Ladies, I’ve said it before but I don’t know how you all sneak away from work and then traipse back to your offices after IVF appointments and deal with colleagues/customers/annoying random people while all the information and to-do lists swirl in your heads. Kudos again to you all. I was really, really glad to get back to my home office today and digest everything in peace.
I collected the meds before the first scan/hormonal bloods this morning and was taken unawares by the assortment of drugs that awaited me. In the bag were my old friends Gonal F (to stimulate follicle growth – three boxes this time instead of one), Cetrotide (one of those pesky injections that needs to be mixed before you take it), folic acid (a much higher dose than my usual one from Boots) and Crinone progesterone gel (vaginal pessary for use after the procedure). There was also:
- Luveris (10 boxes –needs to be mixed, I notice)
- Pregynl (to trigger ovulation before egg retrieval – also needs to be mixed)
- Solpadol (painkiller, for egg retrieval, I am guessing)
- Bymycin (antibiotic capsules)
- One quite threatening looking Flagyl suppository (another antibiotic, used to treat infections following surgery – will be administered while I sleep, bye bye last shred of dignity)
- Estrofem tablets (four boxes, no idea what these are for but they’re used after egg retrieval)
Plus the usual alcohol swabs, a bag of syringes and two packs of different-sized needles. I said no to Vitamin B, as it was making my fingers and toes numb in a scary way last time.
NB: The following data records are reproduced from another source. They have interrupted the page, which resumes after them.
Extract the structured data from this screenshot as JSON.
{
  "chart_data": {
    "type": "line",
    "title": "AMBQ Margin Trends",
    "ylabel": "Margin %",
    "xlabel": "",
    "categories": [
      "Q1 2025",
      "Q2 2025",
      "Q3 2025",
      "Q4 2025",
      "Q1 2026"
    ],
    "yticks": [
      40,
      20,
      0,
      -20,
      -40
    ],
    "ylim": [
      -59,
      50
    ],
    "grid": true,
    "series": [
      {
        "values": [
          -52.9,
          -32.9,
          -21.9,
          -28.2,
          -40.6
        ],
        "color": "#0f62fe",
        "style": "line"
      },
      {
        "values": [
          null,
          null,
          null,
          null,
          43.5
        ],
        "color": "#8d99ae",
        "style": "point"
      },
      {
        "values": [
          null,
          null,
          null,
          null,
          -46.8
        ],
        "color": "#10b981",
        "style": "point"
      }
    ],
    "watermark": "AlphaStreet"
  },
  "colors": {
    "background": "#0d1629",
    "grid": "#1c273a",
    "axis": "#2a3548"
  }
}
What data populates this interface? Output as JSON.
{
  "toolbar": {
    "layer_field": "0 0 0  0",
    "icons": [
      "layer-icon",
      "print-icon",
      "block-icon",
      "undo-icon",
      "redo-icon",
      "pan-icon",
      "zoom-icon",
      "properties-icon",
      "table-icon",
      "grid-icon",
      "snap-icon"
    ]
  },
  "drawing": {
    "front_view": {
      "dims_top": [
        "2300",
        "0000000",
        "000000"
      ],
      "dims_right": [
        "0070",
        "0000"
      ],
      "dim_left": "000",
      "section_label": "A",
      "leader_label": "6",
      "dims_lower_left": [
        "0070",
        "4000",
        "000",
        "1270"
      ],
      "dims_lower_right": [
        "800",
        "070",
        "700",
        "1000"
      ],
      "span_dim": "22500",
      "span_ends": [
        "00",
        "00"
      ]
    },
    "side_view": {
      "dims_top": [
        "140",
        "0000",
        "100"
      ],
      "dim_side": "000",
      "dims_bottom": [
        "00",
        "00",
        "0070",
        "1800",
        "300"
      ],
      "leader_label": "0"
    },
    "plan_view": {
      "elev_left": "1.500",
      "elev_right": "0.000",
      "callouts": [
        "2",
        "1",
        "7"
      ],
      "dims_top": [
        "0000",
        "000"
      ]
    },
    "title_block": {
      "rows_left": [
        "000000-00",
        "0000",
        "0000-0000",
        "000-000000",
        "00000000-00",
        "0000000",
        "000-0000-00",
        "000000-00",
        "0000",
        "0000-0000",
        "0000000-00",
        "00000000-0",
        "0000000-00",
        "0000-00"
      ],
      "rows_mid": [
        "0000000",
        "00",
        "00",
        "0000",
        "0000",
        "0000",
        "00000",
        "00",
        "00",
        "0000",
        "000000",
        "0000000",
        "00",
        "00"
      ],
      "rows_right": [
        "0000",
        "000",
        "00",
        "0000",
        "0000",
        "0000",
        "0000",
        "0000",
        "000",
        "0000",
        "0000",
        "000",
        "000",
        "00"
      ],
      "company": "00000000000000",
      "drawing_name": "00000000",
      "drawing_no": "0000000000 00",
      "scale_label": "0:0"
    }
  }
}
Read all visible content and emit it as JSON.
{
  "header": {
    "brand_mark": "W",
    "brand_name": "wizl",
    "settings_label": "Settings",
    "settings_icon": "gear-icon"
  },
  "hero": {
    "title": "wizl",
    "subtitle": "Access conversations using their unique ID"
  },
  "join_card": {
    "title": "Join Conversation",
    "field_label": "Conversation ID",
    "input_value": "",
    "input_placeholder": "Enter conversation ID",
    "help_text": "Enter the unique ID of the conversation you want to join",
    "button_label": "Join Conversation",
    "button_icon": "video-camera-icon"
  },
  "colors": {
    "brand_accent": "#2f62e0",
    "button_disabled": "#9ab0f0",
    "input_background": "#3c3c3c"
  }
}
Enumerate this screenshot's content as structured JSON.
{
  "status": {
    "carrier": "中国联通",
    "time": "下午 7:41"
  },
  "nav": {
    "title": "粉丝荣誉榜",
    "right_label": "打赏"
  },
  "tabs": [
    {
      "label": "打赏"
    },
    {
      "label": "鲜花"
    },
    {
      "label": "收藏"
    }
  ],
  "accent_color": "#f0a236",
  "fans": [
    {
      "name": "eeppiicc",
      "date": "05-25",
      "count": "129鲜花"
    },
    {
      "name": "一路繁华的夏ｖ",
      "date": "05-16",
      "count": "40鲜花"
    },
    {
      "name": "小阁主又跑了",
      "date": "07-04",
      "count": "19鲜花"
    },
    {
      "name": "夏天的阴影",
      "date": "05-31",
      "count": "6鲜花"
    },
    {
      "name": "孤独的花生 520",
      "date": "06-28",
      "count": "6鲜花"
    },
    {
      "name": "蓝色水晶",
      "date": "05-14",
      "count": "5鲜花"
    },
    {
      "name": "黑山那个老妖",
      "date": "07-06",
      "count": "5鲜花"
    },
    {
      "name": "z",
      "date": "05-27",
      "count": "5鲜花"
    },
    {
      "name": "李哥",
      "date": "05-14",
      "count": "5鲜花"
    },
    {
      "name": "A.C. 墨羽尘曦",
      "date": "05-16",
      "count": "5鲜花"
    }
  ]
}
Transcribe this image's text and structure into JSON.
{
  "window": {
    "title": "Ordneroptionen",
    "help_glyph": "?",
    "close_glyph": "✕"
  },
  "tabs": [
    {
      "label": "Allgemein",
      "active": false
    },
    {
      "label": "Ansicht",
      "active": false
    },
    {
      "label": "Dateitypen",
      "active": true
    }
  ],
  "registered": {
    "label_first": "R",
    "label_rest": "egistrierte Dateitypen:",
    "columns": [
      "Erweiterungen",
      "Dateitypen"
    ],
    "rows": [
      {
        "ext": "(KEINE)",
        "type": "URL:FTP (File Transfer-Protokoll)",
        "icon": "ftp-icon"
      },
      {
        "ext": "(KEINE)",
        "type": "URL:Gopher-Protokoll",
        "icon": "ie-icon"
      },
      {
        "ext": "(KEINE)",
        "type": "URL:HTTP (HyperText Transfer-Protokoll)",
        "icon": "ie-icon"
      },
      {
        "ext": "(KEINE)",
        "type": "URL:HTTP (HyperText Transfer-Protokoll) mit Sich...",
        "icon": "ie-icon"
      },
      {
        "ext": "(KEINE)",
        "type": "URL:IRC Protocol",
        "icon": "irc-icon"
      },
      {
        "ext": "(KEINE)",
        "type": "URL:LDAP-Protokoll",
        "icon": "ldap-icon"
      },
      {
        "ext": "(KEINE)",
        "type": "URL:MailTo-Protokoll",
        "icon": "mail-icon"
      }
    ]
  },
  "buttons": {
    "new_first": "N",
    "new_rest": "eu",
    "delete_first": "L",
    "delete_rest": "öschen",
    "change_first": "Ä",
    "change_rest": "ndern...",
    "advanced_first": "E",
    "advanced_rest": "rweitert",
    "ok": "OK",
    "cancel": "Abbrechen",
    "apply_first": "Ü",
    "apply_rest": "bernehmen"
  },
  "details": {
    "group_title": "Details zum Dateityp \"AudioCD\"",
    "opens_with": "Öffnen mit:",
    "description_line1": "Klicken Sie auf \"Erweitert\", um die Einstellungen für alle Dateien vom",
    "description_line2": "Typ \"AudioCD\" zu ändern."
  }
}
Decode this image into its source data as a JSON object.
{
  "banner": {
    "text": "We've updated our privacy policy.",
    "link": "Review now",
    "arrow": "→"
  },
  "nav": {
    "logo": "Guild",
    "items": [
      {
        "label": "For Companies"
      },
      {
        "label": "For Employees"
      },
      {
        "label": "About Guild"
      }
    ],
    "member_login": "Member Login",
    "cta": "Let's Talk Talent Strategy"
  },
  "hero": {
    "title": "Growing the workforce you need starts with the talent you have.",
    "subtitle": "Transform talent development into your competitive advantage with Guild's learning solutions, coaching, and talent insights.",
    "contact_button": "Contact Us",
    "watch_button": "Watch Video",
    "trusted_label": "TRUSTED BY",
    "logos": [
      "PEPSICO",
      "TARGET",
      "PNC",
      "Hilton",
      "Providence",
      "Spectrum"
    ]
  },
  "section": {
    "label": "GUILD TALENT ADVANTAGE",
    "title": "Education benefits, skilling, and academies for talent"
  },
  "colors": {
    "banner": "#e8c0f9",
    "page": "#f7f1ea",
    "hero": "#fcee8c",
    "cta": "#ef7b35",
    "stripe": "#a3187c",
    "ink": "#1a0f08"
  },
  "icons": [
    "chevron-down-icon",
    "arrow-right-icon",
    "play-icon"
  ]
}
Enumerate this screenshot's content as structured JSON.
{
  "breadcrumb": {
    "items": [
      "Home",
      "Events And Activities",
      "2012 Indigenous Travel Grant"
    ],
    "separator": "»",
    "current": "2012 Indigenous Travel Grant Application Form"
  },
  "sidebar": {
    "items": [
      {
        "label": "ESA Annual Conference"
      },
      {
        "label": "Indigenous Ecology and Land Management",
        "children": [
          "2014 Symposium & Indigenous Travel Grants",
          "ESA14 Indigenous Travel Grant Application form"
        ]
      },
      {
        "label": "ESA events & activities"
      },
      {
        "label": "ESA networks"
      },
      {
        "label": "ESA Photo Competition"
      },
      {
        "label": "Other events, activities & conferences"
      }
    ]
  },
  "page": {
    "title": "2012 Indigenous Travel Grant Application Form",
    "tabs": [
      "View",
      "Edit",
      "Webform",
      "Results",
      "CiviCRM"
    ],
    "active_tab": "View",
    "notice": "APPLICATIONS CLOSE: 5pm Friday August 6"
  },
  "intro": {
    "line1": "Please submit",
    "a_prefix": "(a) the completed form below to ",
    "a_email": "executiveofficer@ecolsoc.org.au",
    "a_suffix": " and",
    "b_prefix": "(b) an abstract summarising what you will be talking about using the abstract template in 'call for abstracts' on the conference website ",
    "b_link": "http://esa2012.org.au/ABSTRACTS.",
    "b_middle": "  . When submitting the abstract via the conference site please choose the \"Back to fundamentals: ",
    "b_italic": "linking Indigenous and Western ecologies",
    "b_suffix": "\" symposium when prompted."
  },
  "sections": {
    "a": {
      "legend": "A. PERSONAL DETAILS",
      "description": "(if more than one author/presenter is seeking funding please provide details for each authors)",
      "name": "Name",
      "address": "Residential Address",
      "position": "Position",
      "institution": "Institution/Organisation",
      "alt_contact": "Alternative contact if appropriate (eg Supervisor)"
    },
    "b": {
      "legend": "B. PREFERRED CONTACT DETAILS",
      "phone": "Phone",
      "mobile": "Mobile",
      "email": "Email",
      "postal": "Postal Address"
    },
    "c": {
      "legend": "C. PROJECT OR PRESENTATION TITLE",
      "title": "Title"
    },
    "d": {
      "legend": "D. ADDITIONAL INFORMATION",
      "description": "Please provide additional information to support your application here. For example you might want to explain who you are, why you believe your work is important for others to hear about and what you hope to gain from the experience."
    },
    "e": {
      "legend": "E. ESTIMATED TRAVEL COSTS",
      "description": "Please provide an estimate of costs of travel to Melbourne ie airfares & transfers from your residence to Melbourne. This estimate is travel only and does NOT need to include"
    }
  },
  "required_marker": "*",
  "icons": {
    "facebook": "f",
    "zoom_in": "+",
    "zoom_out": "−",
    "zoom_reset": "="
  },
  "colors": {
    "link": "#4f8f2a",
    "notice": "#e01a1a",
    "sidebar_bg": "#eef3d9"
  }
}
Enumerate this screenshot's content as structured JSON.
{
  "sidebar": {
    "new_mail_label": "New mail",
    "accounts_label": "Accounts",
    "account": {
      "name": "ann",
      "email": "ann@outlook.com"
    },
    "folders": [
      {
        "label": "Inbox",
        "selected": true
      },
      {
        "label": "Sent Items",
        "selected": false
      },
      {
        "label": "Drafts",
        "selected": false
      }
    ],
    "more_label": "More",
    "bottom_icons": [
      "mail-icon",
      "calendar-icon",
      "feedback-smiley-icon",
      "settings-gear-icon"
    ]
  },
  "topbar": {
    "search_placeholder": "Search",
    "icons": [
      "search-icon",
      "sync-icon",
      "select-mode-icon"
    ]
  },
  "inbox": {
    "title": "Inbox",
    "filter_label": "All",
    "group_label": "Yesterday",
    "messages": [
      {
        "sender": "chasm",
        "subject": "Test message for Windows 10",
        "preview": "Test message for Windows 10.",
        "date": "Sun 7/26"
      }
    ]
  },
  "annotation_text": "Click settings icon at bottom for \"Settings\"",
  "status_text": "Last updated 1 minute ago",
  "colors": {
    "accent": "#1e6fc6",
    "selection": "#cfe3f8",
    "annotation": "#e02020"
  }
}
So when Doctor O blithely said back in March that I’d take a Buserelin nasal spray initially, followed by Gonal F again at 225 for two days and then 150 daily, what he actually meant was that I would be taking Luveris 75 at the same time as the Gonal F, also to stimulate follicle growth, while continuing with the nasal spray pretty much until egg retrieval to keep my system from going into hyperdrive, plus ingesting a random assortment of meds during and after egg collection. Harrumph.
I headed to the clinic with my bag of meds and my first vaginal ultrasound of this round was done by the nurse who accompanied the lovely Dr L on my first ever scan back in July last year, Nurse T. I like T a lot and the banter is usually good with her. However, today she was doing her final practical exam under observation, so she was a lot more formal than usual. Once I had undressed and we were ready to go, a silent man came and watched while she did her bit, studiously keeping his back to me and staring at the screen. She was hurting me a bit with the magic wand at one stage (“Sorry for the pressure”) but I kept stumm. Hopefully me and the mini-follicles have done our bit to help her graduate.
All seemed to be down-regulated okay and the lining was as it should be, so pending results of the hormonal blood test, due this afternoon, it’s looking good to go with stims starting tomorrow to get this show on the road.
A different nurse, P, talked me through the meds afterwards. I asked why they didn’t do this for IUI and she said they do, but you have to book that appointment yourself – “Did no one tell you?”. Nope. It’s actually quite handy having done the IUI, as we didn’t have to go through the meds I’ve used before, and the prospect of mixing the Luveris tomorrow and the Pregnyl when the time comes isn’t as daunting as it might have been otherwise (a nice chirpy nurse explains how to mix Luveris here). Nurse P gave me a different chart to tick meds off on, so I guess I’ll have to ditch my nice A4 table. Or use both just to rock the system.
Oh, and I was mistaken: cycle day 1 starts tomorrow with the stims, not from today (have corrected this on previous posts).
I never thought I’d be anxious to start taking these drugs but I’m looking forward to getting started and to seeing how things pan out this time. I forked out another €6,260 today for the sperm, blastocyst phase (keeping the fertilised embryos for five days before transfer, instead of three), Eeva test and IVF scans and bloods, so the stakes are getting higher.
But so too are the chances of success.